The majority of countries that are busy in 5G rollout have stuck with the sub-6GHz standard due to easier deployment and higher reliability compared to mmWave networks due to its longer range. However, mmWave 5G continues to dominate in sheer speed, and Apple likely wants more adoption of the standard in various regions. This is why, according to a new report, around 60 percent of iPhone 13 shipments will include mmWave 5G antennas.
Apple Has Reportedly Enlisted Five Suppliers for mmWave 5G Antenna Substrates for the New iPhone 13 Series
According to DigiTimes, Apple has enlisted AT&S as a new supplier for BT-based antenna-in-package substrates for the new iPhone 13 series, with the total tally of suppliers now standing at five. The addition of a supplier is expected to increase Apple’s output of mmWave 5G-ready iPhone 13 models, with the report stating that estimated shipments of such models could reach 90 million for 2021.
“Apple is expected to sharply boost the ratio of 5G mmWave devices to 60% of its new iPhone lineup in 2021, with such models estimated to approach 90 million units, the sources said, adding that each mmWave iPhone will require four AiP modules, significantly driving up demand for AiP substrates.”
Apple is also said to introduce mmWave 5G antennas to more iPhone 13 models due to increasing demand in 2021. This progress was put to a temporary halt in 2020 due to the global health crises, but as the U.S. and Europe continue proceeding with 5G rollout in multiple locations, Apple will want the faster standard to be adopted in more countries.
It is likely that mmWave 5G adoption is not picking up at the same pace as Apple’s expectations due to high infrastructure costs. For instance, every few meters, there needs to be a mmWave 5G node to ensure optimum performance, otherwise, users will experience haphazard drops in downlink and uplink speeds.
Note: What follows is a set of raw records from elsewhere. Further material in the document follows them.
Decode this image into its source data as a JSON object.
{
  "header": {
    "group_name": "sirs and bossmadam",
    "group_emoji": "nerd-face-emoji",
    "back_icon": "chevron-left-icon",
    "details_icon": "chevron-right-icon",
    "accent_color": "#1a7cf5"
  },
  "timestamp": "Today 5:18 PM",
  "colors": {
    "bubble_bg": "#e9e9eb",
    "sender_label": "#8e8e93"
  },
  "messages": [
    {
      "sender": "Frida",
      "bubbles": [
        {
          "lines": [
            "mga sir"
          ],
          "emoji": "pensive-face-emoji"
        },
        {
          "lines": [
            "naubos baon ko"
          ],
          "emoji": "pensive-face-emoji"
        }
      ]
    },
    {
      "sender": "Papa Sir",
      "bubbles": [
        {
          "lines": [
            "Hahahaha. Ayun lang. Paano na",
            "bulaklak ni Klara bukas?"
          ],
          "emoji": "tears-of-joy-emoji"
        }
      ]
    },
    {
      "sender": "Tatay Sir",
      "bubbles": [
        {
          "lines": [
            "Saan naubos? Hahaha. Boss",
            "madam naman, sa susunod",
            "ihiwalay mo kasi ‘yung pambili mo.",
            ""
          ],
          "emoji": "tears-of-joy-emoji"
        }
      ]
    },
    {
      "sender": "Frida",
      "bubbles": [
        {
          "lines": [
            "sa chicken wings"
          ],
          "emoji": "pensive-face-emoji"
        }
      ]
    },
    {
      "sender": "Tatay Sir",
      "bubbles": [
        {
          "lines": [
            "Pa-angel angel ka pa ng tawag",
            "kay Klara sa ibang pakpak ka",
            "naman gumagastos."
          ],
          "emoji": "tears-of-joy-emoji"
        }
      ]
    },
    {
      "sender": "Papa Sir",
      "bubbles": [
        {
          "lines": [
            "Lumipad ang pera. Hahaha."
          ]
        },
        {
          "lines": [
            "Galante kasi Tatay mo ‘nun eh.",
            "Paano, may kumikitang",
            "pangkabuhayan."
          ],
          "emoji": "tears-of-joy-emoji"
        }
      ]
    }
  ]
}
For the moment, South Korea, China, and the United States lead the 5G deployment charts, but in a few years, we shall see that chart grow in number.
News Source: DigiTimes